A year ago, as a potential resident of London, ON, I spent a gorgeous summer afternoon in Victoria Park. My husband was coming to the city for his final round of a job interview, and I tagged along, just in case we didn’t get a chance to visit the city again. Sitting in this expansive park that afternoon, I contemplated what it would be like to live in London. As I complete a year in the forest city, here are my impressions from a summer ago.

London

A children’s festival is in progress in Victoria Park. I sit on a bench and see squirrels and birds engaging in mini battles over morsels.
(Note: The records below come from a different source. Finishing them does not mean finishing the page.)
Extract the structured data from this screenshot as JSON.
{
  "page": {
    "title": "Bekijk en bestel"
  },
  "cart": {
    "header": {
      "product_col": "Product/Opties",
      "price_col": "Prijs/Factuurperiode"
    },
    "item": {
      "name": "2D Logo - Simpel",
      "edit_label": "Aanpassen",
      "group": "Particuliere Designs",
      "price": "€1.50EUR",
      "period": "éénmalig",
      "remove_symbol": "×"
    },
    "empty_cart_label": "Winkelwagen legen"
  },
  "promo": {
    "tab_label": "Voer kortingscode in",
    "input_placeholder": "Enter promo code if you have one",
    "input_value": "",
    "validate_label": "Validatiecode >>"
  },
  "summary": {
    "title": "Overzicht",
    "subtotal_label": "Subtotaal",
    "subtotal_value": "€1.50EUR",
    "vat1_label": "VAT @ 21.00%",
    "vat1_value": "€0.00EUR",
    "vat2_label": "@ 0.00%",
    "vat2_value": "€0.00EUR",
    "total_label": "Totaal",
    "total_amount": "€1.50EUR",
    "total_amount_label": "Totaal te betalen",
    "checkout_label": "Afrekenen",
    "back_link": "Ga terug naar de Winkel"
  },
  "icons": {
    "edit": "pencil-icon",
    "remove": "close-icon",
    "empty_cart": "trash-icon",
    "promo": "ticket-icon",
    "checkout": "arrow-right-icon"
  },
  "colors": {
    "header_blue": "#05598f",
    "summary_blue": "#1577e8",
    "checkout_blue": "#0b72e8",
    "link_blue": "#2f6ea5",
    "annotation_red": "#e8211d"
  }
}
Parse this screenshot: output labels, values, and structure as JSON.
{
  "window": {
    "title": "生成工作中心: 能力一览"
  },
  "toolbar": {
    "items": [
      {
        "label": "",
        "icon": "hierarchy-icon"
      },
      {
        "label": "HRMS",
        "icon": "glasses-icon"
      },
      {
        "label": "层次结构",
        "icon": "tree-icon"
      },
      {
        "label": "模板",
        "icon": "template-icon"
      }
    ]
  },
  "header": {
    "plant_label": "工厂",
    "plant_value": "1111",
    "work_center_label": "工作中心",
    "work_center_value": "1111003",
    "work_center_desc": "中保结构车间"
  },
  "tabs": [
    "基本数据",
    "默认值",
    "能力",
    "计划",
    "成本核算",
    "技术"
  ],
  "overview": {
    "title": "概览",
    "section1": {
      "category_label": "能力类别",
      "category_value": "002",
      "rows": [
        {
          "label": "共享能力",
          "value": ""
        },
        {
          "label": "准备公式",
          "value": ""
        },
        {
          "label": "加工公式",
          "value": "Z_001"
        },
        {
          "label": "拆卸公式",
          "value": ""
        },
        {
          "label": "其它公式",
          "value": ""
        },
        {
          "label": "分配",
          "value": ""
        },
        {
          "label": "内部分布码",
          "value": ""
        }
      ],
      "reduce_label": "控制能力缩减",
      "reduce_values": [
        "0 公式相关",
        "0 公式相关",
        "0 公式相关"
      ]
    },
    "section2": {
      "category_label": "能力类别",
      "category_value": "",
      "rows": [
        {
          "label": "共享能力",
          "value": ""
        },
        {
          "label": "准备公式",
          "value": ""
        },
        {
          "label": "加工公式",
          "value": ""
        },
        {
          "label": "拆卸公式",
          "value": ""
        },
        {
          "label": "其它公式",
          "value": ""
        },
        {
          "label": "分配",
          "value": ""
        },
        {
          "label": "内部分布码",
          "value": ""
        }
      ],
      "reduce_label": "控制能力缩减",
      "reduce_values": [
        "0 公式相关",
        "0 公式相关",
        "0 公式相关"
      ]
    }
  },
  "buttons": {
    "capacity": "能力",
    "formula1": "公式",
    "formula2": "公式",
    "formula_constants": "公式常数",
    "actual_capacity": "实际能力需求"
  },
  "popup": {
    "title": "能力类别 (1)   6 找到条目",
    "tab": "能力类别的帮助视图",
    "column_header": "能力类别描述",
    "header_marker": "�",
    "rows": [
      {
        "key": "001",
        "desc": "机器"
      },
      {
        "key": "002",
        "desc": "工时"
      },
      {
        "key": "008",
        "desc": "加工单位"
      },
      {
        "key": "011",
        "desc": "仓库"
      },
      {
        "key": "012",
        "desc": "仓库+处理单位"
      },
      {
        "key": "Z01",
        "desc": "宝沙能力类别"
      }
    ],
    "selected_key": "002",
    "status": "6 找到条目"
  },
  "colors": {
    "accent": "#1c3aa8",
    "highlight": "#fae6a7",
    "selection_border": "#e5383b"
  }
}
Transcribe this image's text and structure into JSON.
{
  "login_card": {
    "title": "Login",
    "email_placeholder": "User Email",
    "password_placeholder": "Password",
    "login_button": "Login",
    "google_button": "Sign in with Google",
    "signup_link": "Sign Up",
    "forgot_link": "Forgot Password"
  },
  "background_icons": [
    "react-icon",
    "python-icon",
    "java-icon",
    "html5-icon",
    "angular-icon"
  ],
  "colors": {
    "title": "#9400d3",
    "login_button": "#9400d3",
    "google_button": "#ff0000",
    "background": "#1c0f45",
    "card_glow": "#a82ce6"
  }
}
Squirrels scamper in ceaseless motion–climbing up and down trees, scurrying across the grass, pausing in wonderment for a few seconds before taking off again.

Dogs, kids in strollers enjoy free walks, rides.

Church bells ring; lunch-goers emerge from offices, heading to big and small eateries to satiate the hunger god.

A man sprawls on the grass, reading a newspaper.

Beside me, on the bench, the pages of a national daily flutter in midsummer’s breeze, letting go of the heaviness of yesterday’s news.

Under a tree, a girl sits alone, ear-phones plugged into her natural audio sockets.

I turn behind and find a brown squirrel looking at me intently.

A young couple sleeps on the grass, embracing each other, oblivious of the world around them.

Alien Winter — II

“Let my love like sunlight surround you
and give you illumined freedom.”
~ Rabindranath Tagore

Sunshine isn’t an easy paramour.

In my hometown,
it spills over in
volcanic excess–
scorching land,
human bodies,
cattle and crops,

even as it gently
rocks the hills
with its undulating dance
on terraced tea gardens.

Yet in this frosty city,
it plays hard to get.
Deaf to pleas,
appearing on whim,
the hometown beau
avenges yesterday’s curses
by spurning today’s
advances.

Sunshine is a tricky lover.

Also see Alien Winter — I

Alien Winter — III